“Now that it’s legal: same-sex marriage and the law,” by Emily-Jane D., Jun 04, 2014

And maybe it’s also time to update my Engagement Ring Law blog post!

Veterans Law Library: Statutes, Cases, Post-war Physical and Mental Illness Claim Information, and Much More

Visit the online Veterans Law Library:A Comprehensive Collection of Materials Relating to the Veterans Benefits Adjudication Process.”  It includes primary and secondary sources, case law, Agent Orange Claim, Gulf War Illness, and PTSD Claims information, and much, much more.

Hat tip to Oregon attorney John Gear, his Law for Real People Blog, and collection of Useful consumer law Links.

Oregon Justice Resource Center
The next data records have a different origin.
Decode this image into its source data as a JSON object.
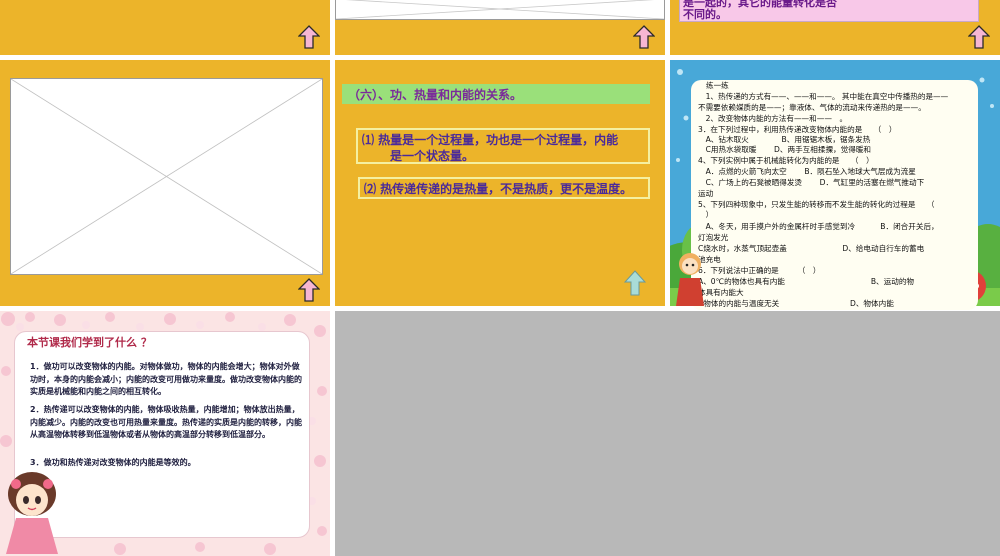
{
  "slides": {
    "s3": {
      "text_line1": "是一起的，其它的能量转化是否",
      "text_line2": "不同的。"
    },
    "s5": {
      "title": "（六）、功、热量和内能的关系。",
      "point1_line1": "⑴ 热量是一个过程量，功也是一个过程量，内能",
      "point1_line2": "是一个状态量。",
      "point2": "⑵ 热传递传递的是热量，不是热质，更不是温度。"
    },
    "s6": {
      "lines": [
        "练一练",
        "　1、热传递的方式有——、——和——。 其中能在真空中传播热的是——",
        "不需要依赖媒质的是——；靠液体、气体的流动来传递热的是——。",
        "　2、改变物体内能的方法有——和——　。",
        "3．在下列过程中，利用热传递改变物体内能的是　　（　）",
        "　A、钻木取火　　　　 B、用锯锯木板，锯条发热",
        "　C用热水袋取暖　　 D、两手互相揉搮，觉得暖和",
        "4、下列实例中属于机械能转化为内能的是　　（　）",
        "　A．点燃的火箭飞向太空　　 B．陨石坠入地球大气层成为流星",
        "　C、广场上的石凳被晒得发烫　　 D．气缸里的活塞在燃气推动下",
        "运动",
        "5、下列四种现象中，只发生能的转移而不发生能的转化的过程是　　（",
        "　）",
        "　A、冬天，用手摸户外的金属杆时手感觉到冷　　　 B．闭合开关后，",
        "灯泡发光",
        "C烧水时，水蒸气顶起壶盖　　　　　　　 D、给电动自行车的蓄电",
        "池充电",
        "6．下列说法中正确的是　　　（　）",
        "A、0℃的物体也具有内能　　　　　　　　　　　 B、运动的物",
        "体具有内能大",
        "C物体的内能与温度无关　　　　　　　　　 D、物体内能"
      ]
    },
    "s7": {
      "title": "本节课我们学到了什么 ？",
      "p1": "1．做功可以改变物体的内能。对物体做功，物体的内能会增大；物体对外做功时，本身的内能会减小；内能的改变可用做功来量度。做功改变物体内能的实质是机械能和内能之间的相互转化。",
      "p2": "2．热传递可以改变物体的内能，物体吸收热量，内能增加；物体放出热量，内能减少。内能的改变也可用热量来量度。热传递的实质是内能的转移，内能从高温物体转移到低温物体或者从物体的高温部分转移到低温部分。",
      "p3": "3．做功和热传递对改变物体的内能是等效的。"
    }
  },
  "icons": {
    "nav_up": "up-arrow-icon"
  },
  "colors": {
    "slide_bg": "#ecb42a",
    "arrow_pink": "#f6b6d2",
    "arrow_cyan": "#a9dcd8"
  }
}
Oregon Justice Resource Center

The Oregon Justice Resource Center assists with trial and appellate litigation on behalf of indigent, prisoner, and low-income clients in federal and state courts on a range of civil liberties and civil rights matters, including but not limited to the death penalty, immigrant rights, and unfair procedural barriers to the courts. Donate to the OJRC....” [Link to OJRC.]

Oregon Public Guardian and Conservator Program: 2014 legislative changes

Read about the changes to the Oregon Public Guardian and Conservator program for people with “inadequate resources,” e.g. people without relatives or friends willing or able to serve as guardians or conservators.

2014 SB 1553 (enrolled bill) (as of today is still awaiting the Governor’s signature):
Relating to services for persons with inadequate resources; creating new provisions; amending ORS 125.240, 125.410, 125.700, 125.705, 125.710, 125.715, 125.720, 125.725, 125.730, 441.109, 441.137 and 441.153; and declaring an emergency

Oregon Marijuana Business Law 101 (and CLE), Feb. 22, 2014

“The Oregon Cannabis Industry Association is hosting an informative seminar providing Oregon cannabis industry members, and those looking to enter the industry, with an opportunity to learn from professionals across the legal spectrum. Attorneys and professionals will cover basic business law, employment law, tax law and more. A representative from the Oregon Health Authority will be on hand to answer questions about the application process and rules for the upcoming state-licensed medical marijuana facilities.

Tickets are $150. (Approval for CLE credits pending for practicing Oregon attorneys.)….

Link to Oregon Cannabis Industry Association (OCIA) program webpage for more information.

Where is the Online “Preface to Oregon Revised Statutes”?

If you’ve ever come across one of these “see Preface” notes in the ORS, you might be wondering where you can find that Preface:

Example: “192.715 to 192.760 were enacted into law by the Legislative Assembly but were not added to or made a part of ORS chapter 192 or any series therin by legislative action. See Preface to Oregon Revised Statutes for further explanation.

In the print, this is easy. You just open up Volume 1 and start reading.

Online, it’s almost as easy, assuming the link’s location doesn’t move or rot: From the Bills and Laws page, look for the ORS Documents box in the upper right hand corner. One of those documents will link you to the “Oregon Revised Statutes Preface.

In the Preface, look for #2, under the heading, “Changes in text of Acts,” where it says:

“(2) … Not added to and made a part of.” Notes may indicate that a particular ORS section was not added to and made a part of the ORS chapter or series in which the section appears. These notes mean that the placement of the section was editorial and not by legislative action. Notes also are used when the series references are either too numerous or too complex to bear further adjustment. However, the note does not mean that the section not added to a series or a chapter is any less the law. The note is intended only to remind the user that definitions, penalties and other references to the series should be examined carefully to determine whether they apply to the noted section.

For example, Oregon Revised Statutes contains chapter 137 relating to judgment, execution, parole and probation. A law relating to any of those subjects may be enacted but not legislatively added to ORS chapter 137, even though the section clearly belongs with the related materials found in that chapter. The Legislative Counsel compiles the section where it logically belongs and provides the “not added to” note.